Task instructions → Show every line below where "System" appears.

━━━━━ Data section

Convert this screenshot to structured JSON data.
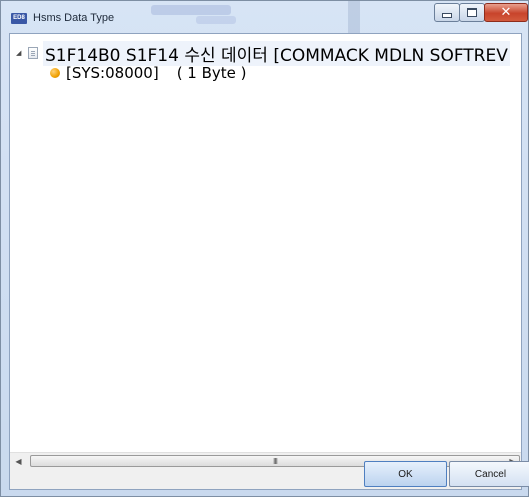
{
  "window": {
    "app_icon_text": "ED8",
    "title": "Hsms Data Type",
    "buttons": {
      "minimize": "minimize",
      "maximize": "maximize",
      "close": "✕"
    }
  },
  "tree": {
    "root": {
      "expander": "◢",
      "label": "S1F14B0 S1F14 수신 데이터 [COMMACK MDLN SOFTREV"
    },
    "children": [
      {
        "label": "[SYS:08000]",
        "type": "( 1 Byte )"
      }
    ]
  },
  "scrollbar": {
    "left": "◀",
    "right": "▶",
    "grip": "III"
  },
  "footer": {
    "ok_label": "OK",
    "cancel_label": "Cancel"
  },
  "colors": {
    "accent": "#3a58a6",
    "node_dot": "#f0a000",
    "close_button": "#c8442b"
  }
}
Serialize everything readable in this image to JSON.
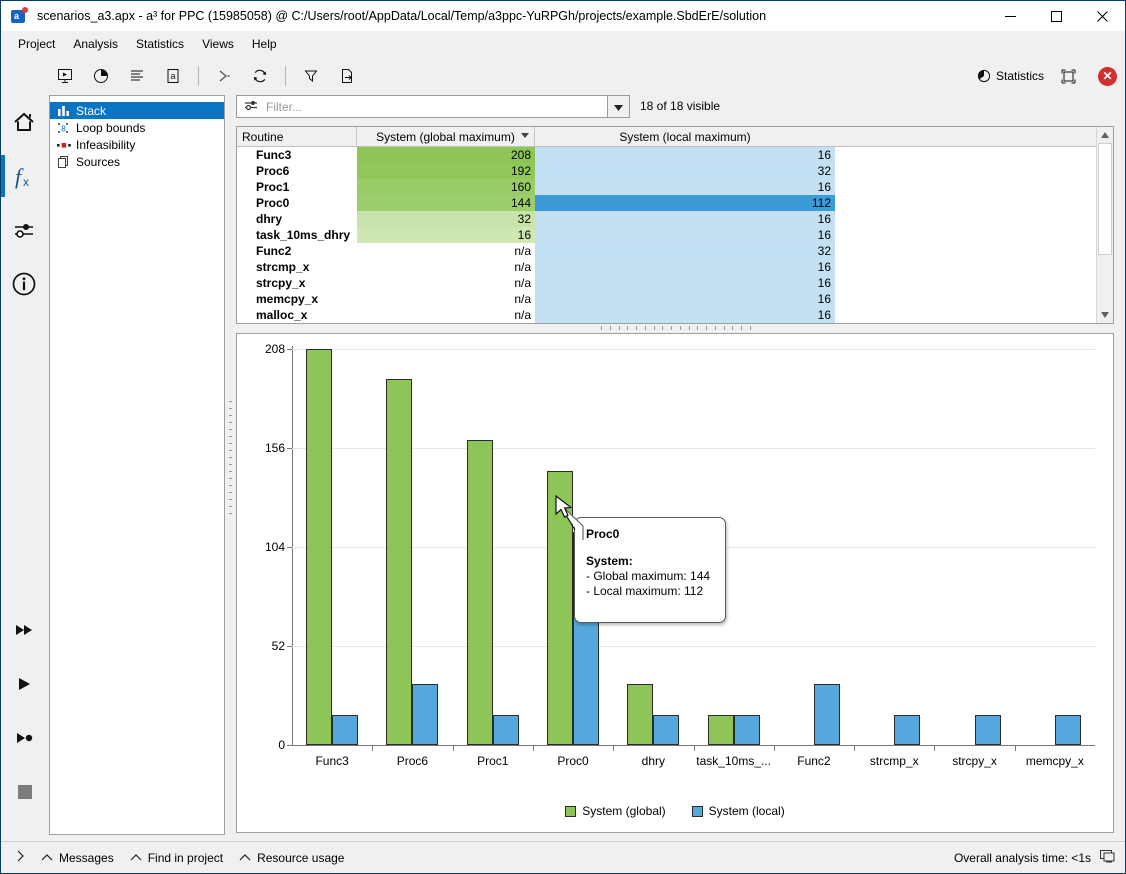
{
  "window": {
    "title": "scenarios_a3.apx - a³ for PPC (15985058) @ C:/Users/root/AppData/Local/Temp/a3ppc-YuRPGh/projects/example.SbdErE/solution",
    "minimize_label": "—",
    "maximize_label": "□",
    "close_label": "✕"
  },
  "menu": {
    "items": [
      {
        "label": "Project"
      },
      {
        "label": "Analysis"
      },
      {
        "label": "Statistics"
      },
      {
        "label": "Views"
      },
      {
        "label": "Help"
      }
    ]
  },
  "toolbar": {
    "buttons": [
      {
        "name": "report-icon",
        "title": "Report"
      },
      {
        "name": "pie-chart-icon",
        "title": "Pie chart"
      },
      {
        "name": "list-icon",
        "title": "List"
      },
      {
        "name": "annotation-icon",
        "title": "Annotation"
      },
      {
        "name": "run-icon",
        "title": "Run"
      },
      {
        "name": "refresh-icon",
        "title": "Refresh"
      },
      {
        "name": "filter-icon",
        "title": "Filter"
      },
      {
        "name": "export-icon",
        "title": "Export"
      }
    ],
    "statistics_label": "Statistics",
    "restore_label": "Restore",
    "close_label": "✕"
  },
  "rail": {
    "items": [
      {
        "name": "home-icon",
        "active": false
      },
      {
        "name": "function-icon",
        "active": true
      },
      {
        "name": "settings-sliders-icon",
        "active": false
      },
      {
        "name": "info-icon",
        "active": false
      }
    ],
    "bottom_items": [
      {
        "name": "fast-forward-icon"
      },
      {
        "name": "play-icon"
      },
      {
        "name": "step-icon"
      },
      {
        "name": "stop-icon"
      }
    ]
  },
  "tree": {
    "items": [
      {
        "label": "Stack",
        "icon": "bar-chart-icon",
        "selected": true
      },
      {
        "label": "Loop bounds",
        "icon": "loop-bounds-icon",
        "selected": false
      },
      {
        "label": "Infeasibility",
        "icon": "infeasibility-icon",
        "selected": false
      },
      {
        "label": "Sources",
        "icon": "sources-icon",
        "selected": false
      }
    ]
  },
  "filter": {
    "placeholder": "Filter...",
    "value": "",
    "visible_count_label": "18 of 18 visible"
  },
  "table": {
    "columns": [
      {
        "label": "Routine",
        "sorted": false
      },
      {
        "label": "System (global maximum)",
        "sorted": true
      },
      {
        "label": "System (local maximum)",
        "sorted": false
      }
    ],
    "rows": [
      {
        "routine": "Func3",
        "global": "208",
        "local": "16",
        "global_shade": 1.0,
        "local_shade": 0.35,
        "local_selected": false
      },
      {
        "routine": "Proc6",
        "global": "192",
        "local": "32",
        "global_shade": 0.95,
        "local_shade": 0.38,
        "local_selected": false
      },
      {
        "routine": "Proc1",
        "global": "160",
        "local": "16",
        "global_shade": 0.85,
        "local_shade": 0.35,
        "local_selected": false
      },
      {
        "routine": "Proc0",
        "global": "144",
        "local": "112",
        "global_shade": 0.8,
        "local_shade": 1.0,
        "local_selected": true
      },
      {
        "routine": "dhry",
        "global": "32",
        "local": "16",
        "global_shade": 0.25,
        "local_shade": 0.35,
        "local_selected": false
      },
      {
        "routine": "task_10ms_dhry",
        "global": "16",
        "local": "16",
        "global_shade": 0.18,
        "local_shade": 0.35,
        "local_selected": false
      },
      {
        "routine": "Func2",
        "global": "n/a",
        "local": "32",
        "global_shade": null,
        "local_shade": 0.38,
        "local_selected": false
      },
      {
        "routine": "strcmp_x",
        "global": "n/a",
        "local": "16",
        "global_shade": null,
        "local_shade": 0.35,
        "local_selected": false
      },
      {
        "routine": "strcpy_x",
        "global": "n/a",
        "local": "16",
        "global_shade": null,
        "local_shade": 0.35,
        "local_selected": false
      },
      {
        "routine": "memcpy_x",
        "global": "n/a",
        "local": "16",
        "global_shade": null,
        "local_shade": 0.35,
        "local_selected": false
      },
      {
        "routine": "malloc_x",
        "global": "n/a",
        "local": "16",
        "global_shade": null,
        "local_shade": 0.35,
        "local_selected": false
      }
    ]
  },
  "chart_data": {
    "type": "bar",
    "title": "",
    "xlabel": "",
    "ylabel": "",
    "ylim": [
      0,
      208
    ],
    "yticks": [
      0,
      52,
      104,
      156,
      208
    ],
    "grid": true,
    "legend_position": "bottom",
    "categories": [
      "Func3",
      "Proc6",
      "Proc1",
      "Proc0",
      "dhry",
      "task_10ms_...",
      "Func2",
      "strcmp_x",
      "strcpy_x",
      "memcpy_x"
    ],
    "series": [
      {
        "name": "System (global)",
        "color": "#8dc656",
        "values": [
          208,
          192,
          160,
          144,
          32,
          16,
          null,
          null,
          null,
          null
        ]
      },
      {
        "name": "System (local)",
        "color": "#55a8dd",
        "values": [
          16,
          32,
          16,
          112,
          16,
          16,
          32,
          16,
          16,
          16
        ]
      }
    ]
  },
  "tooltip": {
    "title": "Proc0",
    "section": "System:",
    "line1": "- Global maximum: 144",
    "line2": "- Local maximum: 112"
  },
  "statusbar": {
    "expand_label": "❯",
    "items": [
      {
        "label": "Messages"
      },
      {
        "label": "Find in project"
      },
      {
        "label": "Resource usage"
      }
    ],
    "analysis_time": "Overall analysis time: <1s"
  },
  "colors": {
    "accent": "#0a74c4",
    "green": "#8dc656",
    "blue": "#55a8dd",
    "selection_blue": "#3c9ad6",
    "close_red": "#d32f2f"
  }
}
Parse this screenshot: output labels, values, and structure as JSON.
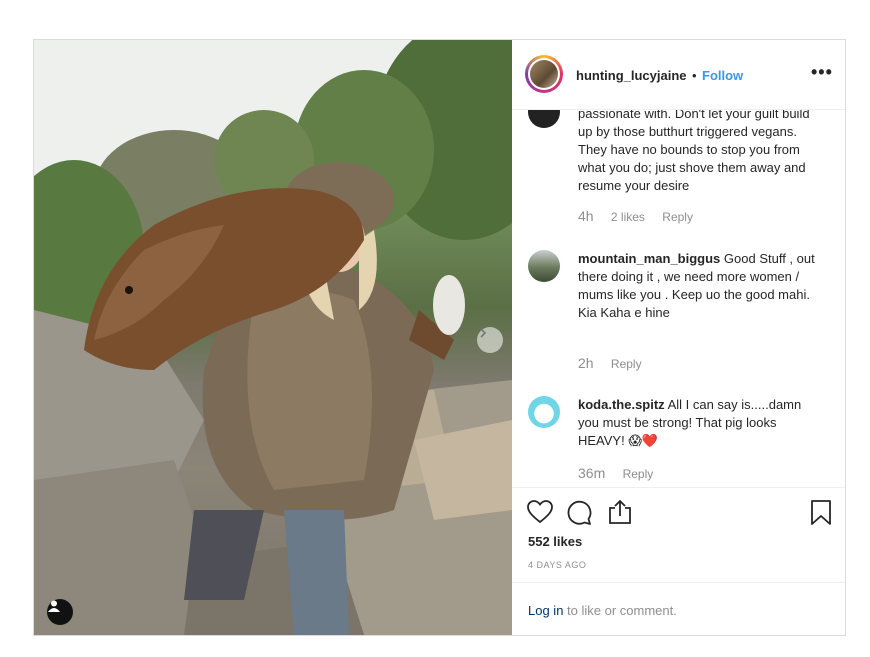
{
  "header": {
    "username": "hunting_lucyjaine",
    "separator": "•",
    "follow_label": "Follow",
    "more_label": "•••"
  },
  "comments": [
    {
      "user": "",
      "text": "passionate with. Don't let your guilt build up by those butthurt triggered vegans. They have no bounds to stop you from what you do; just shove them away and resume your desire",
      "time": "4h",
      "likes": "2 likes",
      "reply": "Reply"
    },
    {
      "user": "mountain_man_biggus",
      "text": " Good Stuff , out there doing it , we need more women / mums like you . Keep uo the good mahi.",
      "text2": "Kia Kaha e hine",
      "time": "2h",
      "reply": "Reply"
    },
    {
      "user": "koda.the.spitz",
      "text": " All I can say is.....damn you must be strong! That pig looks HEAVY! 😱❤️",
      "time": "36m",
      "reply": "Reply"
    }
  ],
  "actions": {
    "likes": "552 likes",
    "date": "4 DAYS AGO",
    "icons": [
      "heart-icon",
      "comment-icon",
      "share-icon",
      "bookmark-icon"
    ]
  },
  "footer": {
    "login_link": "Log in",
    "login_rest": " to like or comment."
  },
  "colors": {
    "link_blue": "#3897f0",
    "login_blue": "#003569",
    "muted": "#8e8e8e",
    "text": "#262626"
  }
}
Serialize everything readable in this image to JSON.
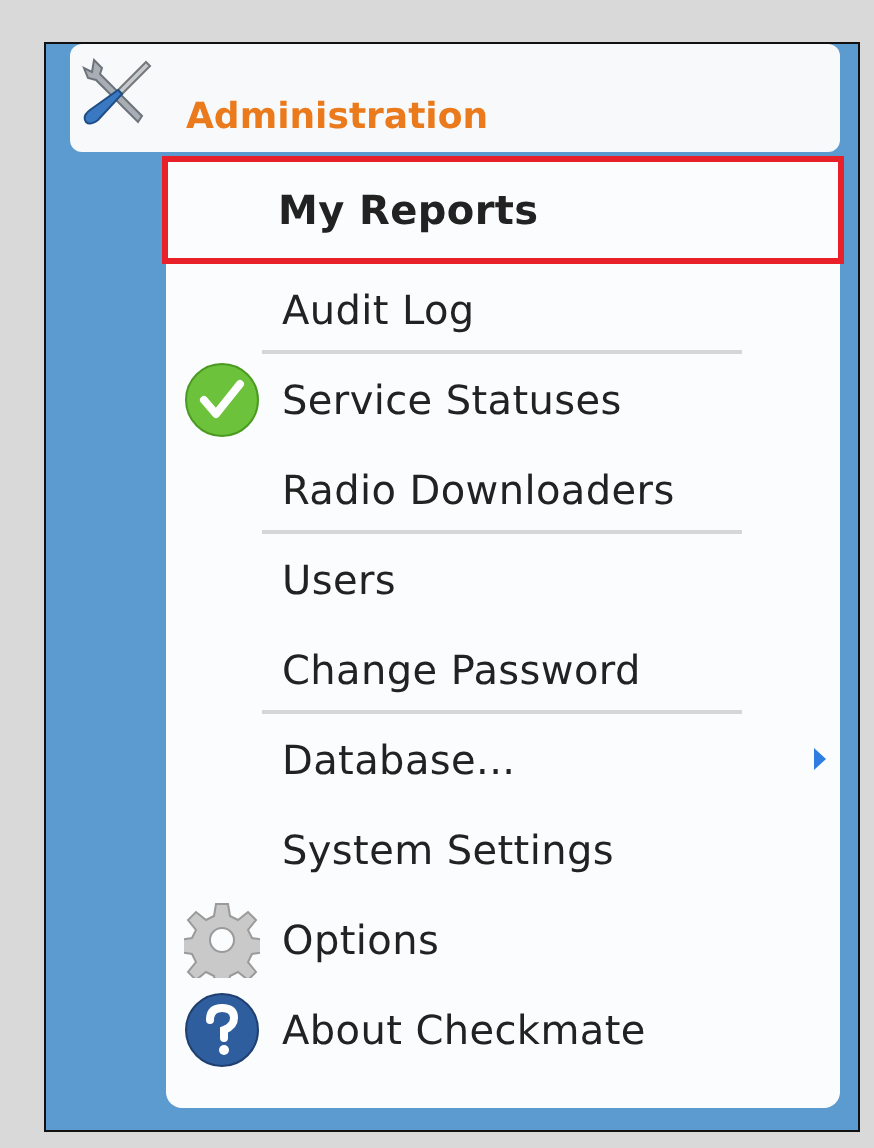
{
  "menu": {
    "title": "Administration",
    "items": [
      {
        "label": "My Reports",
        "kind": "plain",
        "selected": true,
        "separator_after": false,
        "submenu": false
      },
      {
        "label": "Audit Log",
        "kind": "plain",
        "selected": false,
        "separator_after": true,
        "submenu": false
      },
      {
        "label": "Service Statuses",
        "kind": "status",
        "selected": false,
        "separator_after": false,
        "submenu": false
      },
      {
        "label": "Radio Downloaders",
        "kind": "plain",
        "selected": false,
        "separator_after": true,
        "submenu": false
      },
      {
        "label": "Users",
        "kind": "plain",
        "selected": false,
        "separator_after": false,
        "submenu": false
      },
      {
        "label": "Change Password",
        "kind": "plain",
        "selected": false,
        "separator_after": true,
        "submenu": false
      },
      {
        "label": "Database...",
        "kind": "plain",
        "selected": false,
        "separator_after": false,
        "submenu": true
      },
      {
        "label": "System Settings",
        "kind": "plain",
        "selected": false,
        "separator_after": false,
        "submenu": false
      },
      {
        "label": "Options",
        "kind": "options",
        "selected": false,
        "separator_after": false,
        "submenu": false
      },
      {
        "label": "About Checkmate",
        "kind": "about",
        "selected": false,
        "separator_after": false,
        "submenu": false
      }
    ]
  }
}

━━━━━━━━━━

Task response →
        "label": "System (global maximum)",
        "label": "System (local maximum)",
        "name": "System (global)",
        "name": "System (local)",
    "section": "System:",
        "label": "System Settings",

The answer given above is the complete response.